┌────────
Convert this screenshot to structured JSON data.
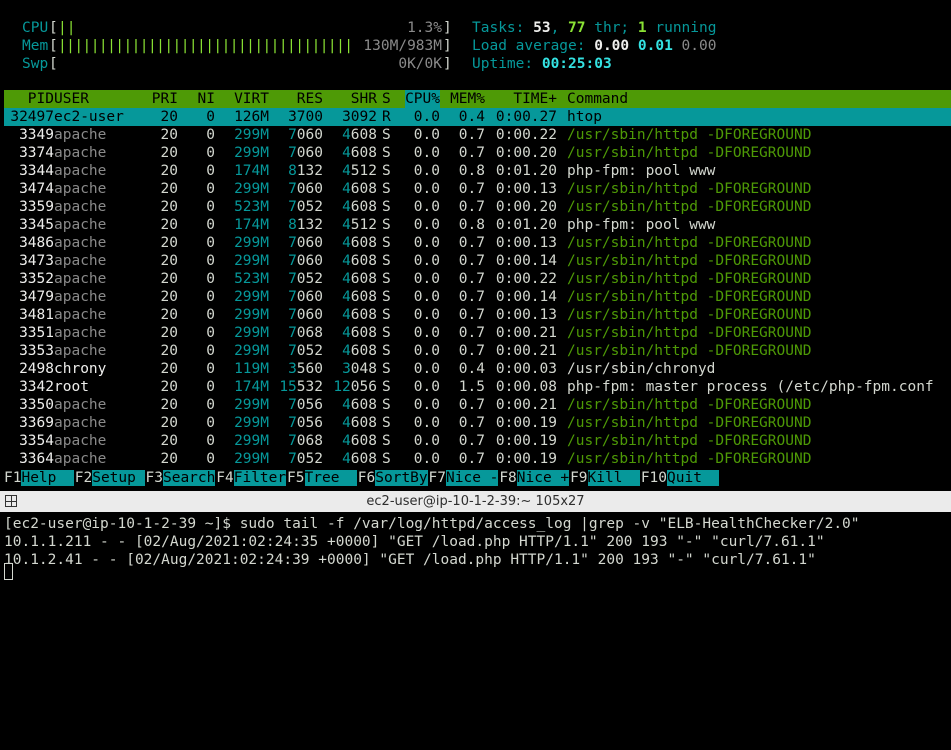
{
  "meters": {
    "cpu": {
      "label": "CPU",
      "bars": "||",
      "value": "1.3%"
    },
    "mem": {
      "label": "Mem",
      "bars": "||||||||||||||||||||||||||||||||||||",
      "value": "130M/983M"
    },
    "swp": {
      "label": "Swp",
      "bars": "",
      "value": "0K/0K"
    }
  },
  "stats": {
    "tasks_label": "Tasks: ",
    "tasks": "53",
    "sep1": ", ",
    "threads": "77",
    "thr_label": " thr; ",
    "running": "1",
    "running_label": " running",
    "load_label": "Load average: ",
    "load1": "0.00",
    "load5": "0.01",
    "load15": "0.00",
    "uptime_label": "Uptime: ",
    "uptime": "00:25:03"
  },
  "columns": [
    "PID",
    "USER",
    "PRI",
    "NI",
    "VIRT",
    "RES",
    "SHR",
    "S",
    "CPU%",
    "MEM%",
    "TIME+",
    "Command"
  ],
  "processes": [
    {
      "pid": "32497",
      "user": "ec2-user",
      "pri": "20",
      "ni": "0",
      "virt": "126M",
      "res": "3700",
      "shr": "3092",
      "s": "R",
      "cpu": "0.0",
      "mem": "0.4",
      "time": "0:00.27",
      "cmd": "htop"
    },
    {
      "pid": "3349",
      "user": "apache",
      "pri": "20",
      "ni": "0",
      "virt": "299M",
      "res": "7060",
      "shr": "4608",
      "s": "S",
      "cpu": "0.0",
      "mem": "0.7",
      "time": "0:00.22",
      "cmd": "/usr/sbin/httpd -DFOREGROUND"
    },
    {
      "pid": "3374",
      "user": "apache",
      "pri": "20",
      "ni": "0",
      "virt": "299M",
      "res": "7060",
      "shr": "4608",
      "s": "S",
      "cpu": "0.0",
      "mem": "0.7",
      "time": "0:00.20",
      "cmd": "/usr/sbin/httpd -DFOREGROUND"
    },
    {
      "pid": "3344",
      "user": "apache",
      "pri": "20",
      "ni": "0",
      "virt": "174M",
      "res": "8132",
      "shr": "4512",
      "s": "S",
      "cpu": "0.0",
      "mem": "0.8",
      "time": "0:01.20",
      "cmd": "php-fpm: pool www"
    },
    {
      "pid": "3474",
      "user": "apache",
      "pri": "20",
      "ni": "0",
      "virt": "299M",
      "res": "7060",
      "shr": "4608",
      "s": "S",
      "cpu": "0.0",
      "mem": "0.7",
      "time": "0:00.13",
      "cmd": "/usr/sbin/httpd -DFOREGROUND"
    },
    {
      "pid": "3359",
      "user": "apache",
      "pri": "20",
      "ni": "0",
      "virt": "523M",
      "res": "7052",
      "shr": "4608",
      "s": "S",
      "cpu": "0.0",
      "mem": "0.7",
      "time": "0:00.20",
      "cmd": "/usr/sbin/httpd -DFOREGROUND"
    },
    {
      "pid": "3345",
      "user": "apache",
      "pri": "20",
      "ni": "0",
      "virt": "174M",
      "res": "8132",
      "shr": "4512",
      "s": "S",
      "cpu": "0.0",
      "mem": "0.8",
      "time": "0:01.20",
      "cmd": "php-fpm: pool www"
    },
    {
      "pid": "3486",
      "user": "apache",
      "pri": "20",
      "ni": "0",
      "virt": "299M",
      "res": "7060",
      "shr": "4608",
      "s": "S",
      "cpu": "0.0",
      "mem": "0.7",
      "time": "0:00.13",
      "cmd": "/usr/sbin/httpd -DFOREGROUND"
    },
    {
      "pid": "3473",
      "user": "apache",
      "pri": "20",
      "ni": "0",
      "virt": "299M",
      "res": "7060",
      "shr": "4608",
      "s": "S",
      "cpu": "0.0",
      "mem": "0.7",
      "time": "0:00.14",
      "cmd": "/usr/sbin/httpd -DFOREGROUND"
    },
    {
      "pid": "3352",
      "user": "apache",
      "pri": "20",
      "ni": "0",
      "virt": "523M",
      "res": "7052",
      "shr": "4608",
      "s": "S",
      "cpu": "0.0",
      "mem": "0.7",
      "time": "0:00.22",
      "cmd": "/usr/sbin/httpd -DFOREGROUND"
    },
    {
      "pid": "3479",
      "user": "apache",
      "pri": "20",
      "ni": "0",
      "virt": "299M",
      "res": "7060",
      "shr": "4608",
      "s": "S",
      "cpu": "0.0",
      "mem": "0.7",
      "time": "0:00.14",
      "cmd": "/usr/sbin/httpd -DFOREGROUND"
    },
    {
      "pid": "3481",
      "user": "apache",
      "pri": "20",
      "ni": "0",
      "virt": "299M",
      "res": "7060",
      "shr": "4608",
      "s": "S",
      "cpu": "0.0",
      "mem": "0.7",
      "time": "0:00.13",
      "cmd": "/usr/sbin/httpd -DFOREGROUND"
    },
    {
      "pid": "3351",
      "user": "apache",
      "pri": "20",
      "ni": "0",
      "virt": "299M",
      "res": "7068",
      "shr": "4608",
      "s": "S",
      "cpu": "0.0",
      "mem": "0.7",
      "time": "0:00.21",
      "cmd": "/usr/sbin/httpd -DFOREGROUND"
    },
    {
      "pid": "3353",
      "user": "apache",
      "pri": "20",
      "ni": "0",
      "virt": "299M",
      "res": "7052",
      "shr": "4608",
      "s": "S",
      "cpu": "0.0",
      "mem": "0.7",
      "time": "0:00.21",
      "cmd": "/usr/sbin/httpd -DFOREGROUND"
    },
    {
      "pid": "2498",
      "user": "chrony",
      "pri": "20",
      "ni": "0",
      "virt": "119M",
      "res": "3560",
      "shr": "3048",
      "s": "S",
      "cpu": "0.0",
      "mem": "0.4",
      "time": "0:00.03",
      "cmd": "/usr/sbin/chronyd"
    },
    {
      "pid": "3342",
      "user": "root",
      "pri": "20",
      "ni": "0",
      "virt": "174M",
      "res": "15532",
      "shr": "12056",
      "s": "S",
      "cpu": "0.0",
      "mem": "1.5",
      "time": "0:00.08",
      "cmd": "php-fpm: master process (/etc/php-fpm.conf"
    },
    {
      "pid": "3350",
      "user": "apache",
      "pri": "20",
      "ni": "0",
      "virt": "299M",
      "res": "7056",
      "shr": "4608",
      "s": "S",
      "cpu": "0.0",
      "mem": "0.7",
      "time": "0:00.21",
      "cmd": "/usr/sbin/httpd -DFOREGROUND"
    },
    {
      "pid": "3369",
      "user": "apache",
      "pri": "20",
      "ni": "0",
      "virt": "299M",
      "res": "7056",
      "shr": "4608",
      "s": "S",
      "cpu": "0.0",
      "mem": "0.7",
      "time": "0:00.19",
      "cmd": "/usr/sbin/httpd -DFOREGROUND"
    },
    {
      "pid": "3354",
      "user": "apache",
      "pri": "20",
      "ni": "0",
      "virt": "299M",
      "res": "7068",
      "shr": "4608",
      "s": "S",
      "cpu": "0.0",
      "mem": "0.7",
      "time": "0:00.19",
      "cmd": "/usr/sbin/httpd -DFOREGROUND"
    },
    {
      "pid": "3364",
      "user": "apache",
      "pri": "20",
      "ni": "0",
      "virt": "299M",
      "res": "7052",
      "shr": "4608",
      "s": "S",
      "cpu": "0.0",
      "mem": "0.7",
      "time": "0:00.19",
      "cmd": "/usr/sbin/httpd -DFOREGROUND"
    }
  ],
  "fkeys": [
    {
      "key": "F1",
      "label": "Help  "
    },
    {
      "key": "F2",
      "label": "Setup "
    },
    {
      "key": "F3",
      "label": "Search"
    },
    {
      "key": "F4",
      "label": "Filter"
    },
    {
      "key": "F5",
      "label": "Tree  "
    },
    {
      "key": "F6",
      "label": "SortBy"
    },
    {
      "key": "F7",
      "label": "Nice -"
    },
    {
      "key": "F8",
      "label": "Nice +"
    },
    {
      "key": "F9",
      "label": "Kill  "
    },
    {
      "key": "F10",
      "label": "Quit  "
    }
  ],
  "terminal": {
    "title": "ec2-user@ip-10-1-2-39:~ 105x27",
    "lines": [
      "[ec2-user@ip-10-1-2-39 ~]$ sudo tail -f /var/log/httpd/access_log |grep -v \"ELB-HealthChecker/2.0\"",
      "10.1.1.211 - - [02/Aug/2021:02:24:35 +0000] \"GET /load.php HTTP/1.1\" 200 193 \"-\" \"curl/7.61.1\"",
      "10.1.2.41 - - [02/Aug/2021:02:24:39 +0000] \"GET /load.php HTTP/1.1\" 200 193 \"-\" \"curl/7.61.1\""
    ]
  },
  "colors": {
    "header_bg": "#4e9a06",
    "selected_bg": "#06989a",
    "label_cyan": "#06989a",
    "httpd_green": "#4e9a06"
  }
}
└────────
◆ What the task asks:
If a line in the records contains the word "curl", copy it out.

◆ Your response:
      "10.1.1.211 - - [02/Aug/2021:02:24:35 +0000] \"GET /load.php HTTP/1.1\" 200 193 \"-\" \"curl/7.61.1\"",
      "10.1.2.41 - - [02/Aug/2021:02:24:39 +0000] \"GET /load.php HTTP/1.1\" 200 193 \"-\" \"curl/7.61.1\""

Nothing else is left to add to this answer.